This November, Hargesheimer Kunstauktionen Düsseldorf will once again open the floor to the heavenly sphere of icons. Numerous consignments from German, but above all international collectors have been taken into account in that the auction has to take place over three days instead of the usual two. With over 2,100 lots, this year’s auction is quantitatively the strongest the house has ever been able to offer in its history in the field of ‘IMPORTANT RUSSIAN & GREEK ICONS | RUSSIAN ART’. But it is not only the quantity that seeks comparison, it is above all the quality of the icons and Russian art on offer that makes it possible to view and, at best, acquire true museum pieces from Byzantine times up to the time of the last Tsar Nicholas II of Russia.
An icon with the washing of the feet, which can be attributed to the Moscow school of painting and was created around 1500 (limit 1,200 euros), can be described as truly museum-quality. It still shows reflections of the famous icon painter Andrei Rublyov, who created a very similar icon with an identical theme in 1427 for the Trinity Monastery in Sergiyev Possad. Only a few other comparative pieces have survived the test of time and are now kept in museums such as the Russian Museum in St. Petersburg or the Hermitage.
As the label of the Soviet agency for the sale of antiquities MosGosTorg as well as the label of the Hammer Galleries from 1937 on the back of an icon with the praise of the Mother of God suggest, it was sold to the Western world in the course of the sale of the inventory of Tsarist buildings by the Soviets in the 1930s. Like so many treasures of the Russian nation, the Bolsheviks sold important works of art to the West for foreign currency under the slogan “Treasures Into Tractors”. As the sale catalogue of the Hammer Galleries in New York notes, this icon was once part of the ‘Winter Palace Collection’ (limit 1,200 euros).

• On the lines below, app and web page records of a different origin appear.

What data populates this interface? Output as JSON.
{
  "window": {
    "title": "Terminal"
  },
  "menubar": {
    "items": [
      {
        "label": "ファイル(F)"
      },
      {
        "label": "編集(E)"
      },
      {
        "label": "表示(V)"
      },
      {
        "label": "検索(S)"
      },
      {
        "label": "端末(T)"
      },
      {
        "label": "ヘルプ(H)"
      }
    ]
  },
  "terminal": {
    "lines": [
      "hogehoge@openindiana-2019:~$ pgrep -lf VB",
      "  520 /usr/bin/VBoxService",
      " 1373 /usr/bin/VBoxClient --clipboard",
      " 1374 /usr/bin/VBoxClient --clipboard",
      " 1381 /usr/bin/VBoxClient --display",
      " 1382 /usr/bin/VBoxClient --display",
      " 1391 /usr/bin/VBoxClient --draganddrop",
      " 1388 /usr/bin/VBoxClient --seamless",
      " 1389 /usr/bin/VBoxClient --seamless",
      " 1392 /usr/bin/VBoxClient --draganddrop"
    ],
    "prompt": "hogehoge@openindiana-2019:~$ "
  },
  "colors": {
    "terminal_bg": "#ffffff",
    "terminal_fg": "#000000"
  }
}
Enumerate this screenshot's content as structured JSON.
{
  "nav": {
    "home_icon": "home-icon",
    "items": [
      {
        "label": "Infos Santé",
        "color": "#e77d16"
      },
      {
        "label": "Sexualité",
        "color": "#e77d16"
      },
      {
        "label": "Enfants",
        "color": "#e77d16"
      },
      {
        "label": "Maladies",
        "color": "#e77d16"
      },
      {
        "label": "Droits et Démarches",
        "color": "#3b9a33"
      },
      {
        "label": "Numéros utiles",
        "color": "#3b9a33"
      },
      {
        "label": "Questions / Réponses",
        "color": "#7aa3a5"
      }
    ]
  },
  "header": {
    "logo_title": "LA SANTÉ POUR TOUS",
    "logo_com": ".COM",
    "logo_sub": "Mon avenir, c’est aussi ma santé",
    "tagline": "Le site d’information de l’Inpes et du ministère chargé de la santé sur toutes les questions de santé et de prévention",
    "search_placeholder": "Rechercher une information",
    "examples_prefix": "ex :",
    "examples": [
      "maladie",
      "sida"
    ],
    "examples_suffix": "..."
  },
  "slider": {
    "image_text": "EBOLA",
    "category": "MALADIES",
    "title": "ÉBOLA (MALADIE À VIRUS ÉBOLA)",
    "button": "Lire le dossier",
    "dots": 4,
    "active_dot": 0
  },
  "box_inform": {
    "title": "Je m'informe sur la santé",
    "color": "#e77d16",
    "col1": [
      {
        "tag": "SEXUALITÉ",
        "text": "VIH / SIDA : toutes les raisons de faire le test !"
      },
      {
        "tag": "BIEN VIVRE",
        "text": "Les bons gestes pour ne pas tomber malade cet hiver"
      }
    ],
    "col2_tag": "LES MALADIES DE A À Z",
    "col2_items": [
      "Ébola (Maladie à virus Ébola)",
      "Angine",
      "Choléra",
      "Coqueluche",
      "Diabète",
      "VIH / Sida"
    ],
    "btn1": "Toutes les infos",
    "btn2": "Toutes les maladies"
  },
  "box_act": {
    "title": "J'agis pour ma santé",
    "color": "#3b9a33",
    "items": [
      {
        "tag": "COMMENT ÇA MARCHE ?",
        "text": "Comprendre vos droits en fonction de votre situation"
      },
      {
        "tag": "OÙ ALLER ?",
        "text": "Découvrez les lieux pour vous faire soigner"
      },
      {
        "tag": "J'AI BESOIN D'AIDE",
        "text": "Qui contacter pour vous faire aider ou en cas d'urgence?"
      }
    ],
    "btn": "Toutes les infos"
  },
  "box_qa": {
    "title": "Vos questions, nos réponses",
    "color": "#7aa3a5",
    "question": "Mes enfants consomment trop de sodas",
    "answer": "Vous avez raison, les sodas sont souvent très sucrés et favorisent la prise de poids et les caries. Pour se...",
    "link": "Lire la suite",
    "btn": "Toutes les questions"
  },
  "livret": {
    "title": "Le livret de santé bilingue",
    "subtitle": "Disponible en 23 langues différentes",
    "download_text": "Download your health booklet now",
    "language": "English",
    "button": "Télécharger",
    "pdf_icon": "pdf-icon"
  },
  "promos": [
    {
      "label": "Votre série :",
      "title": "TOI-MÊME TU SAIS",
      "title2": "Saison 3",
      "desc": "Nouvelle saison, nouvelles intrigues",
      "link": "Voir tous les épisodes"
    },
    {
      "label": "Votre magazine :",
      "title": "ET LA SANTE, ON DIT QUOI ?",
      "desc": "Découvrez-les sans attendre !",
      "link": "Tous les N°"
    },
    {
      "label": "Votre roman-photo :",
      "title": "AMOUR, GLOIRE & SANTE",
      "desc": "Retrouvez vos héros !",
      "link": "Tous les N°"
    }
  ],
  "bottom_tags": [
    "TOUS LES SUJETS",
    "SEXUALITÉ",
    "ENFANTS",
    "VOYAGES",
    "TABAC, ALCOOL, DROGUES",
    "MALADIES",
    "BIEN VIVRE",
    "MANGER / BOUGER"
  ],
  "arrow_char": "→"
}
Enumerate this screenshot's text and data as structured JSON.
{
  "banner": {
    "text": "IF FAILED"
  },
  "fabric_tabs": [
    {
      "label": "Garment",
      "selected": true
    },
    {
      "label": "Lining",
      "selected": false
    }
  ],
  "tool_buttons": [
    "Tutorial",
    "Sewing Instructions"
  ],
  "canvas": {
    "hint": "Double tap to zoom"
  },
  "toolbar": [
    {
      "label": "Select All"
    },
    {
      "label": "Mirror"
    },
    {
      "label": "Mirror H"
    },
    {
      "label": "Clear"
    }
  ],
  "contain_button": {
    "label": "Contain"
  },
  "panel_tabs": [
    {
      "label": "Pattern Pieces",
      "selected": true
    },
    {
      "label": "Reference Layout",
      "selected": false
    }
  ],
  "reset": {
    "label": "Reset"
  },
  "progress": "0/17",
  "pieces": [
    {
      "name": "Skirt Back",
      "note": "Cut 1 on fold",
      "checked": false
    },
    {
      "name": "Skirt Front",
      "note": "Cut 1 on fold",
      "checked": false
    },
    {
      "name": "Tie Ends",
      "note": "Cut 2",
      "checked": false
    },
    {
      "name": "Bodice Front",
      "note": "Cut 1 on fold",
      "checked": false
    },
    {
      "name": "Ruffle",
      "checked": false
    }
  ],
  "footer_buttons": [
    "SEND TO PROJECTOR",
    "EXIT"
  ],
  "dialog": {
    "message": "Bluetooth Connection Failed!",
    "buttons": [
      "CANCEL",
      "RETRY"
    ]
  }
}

Another museum piece is an icon depicting Christ ‘The Grim Eye’. Also dating to the 16th century, it received a massive vermeil riza with rich niello decoration made in St Petersburg in 1816 during the reign of Alexander I of Russia (1801-1825) (limit 1,200 euros).
Among the Greek icons, a dated Annunciation from 1607 stands out, which can be attributed to the artist Emmanuel Lombardos, born in Crete in 1587, or at least was created in his direct environment (limit 1,200 euros).
Numerous icons from Palech, Mstera and Moscow of the late 19th and early 20th century, some bearing an enamelled oklad, round off the offer. So it does not sound at all prophetic to expect the auction to be brilliant.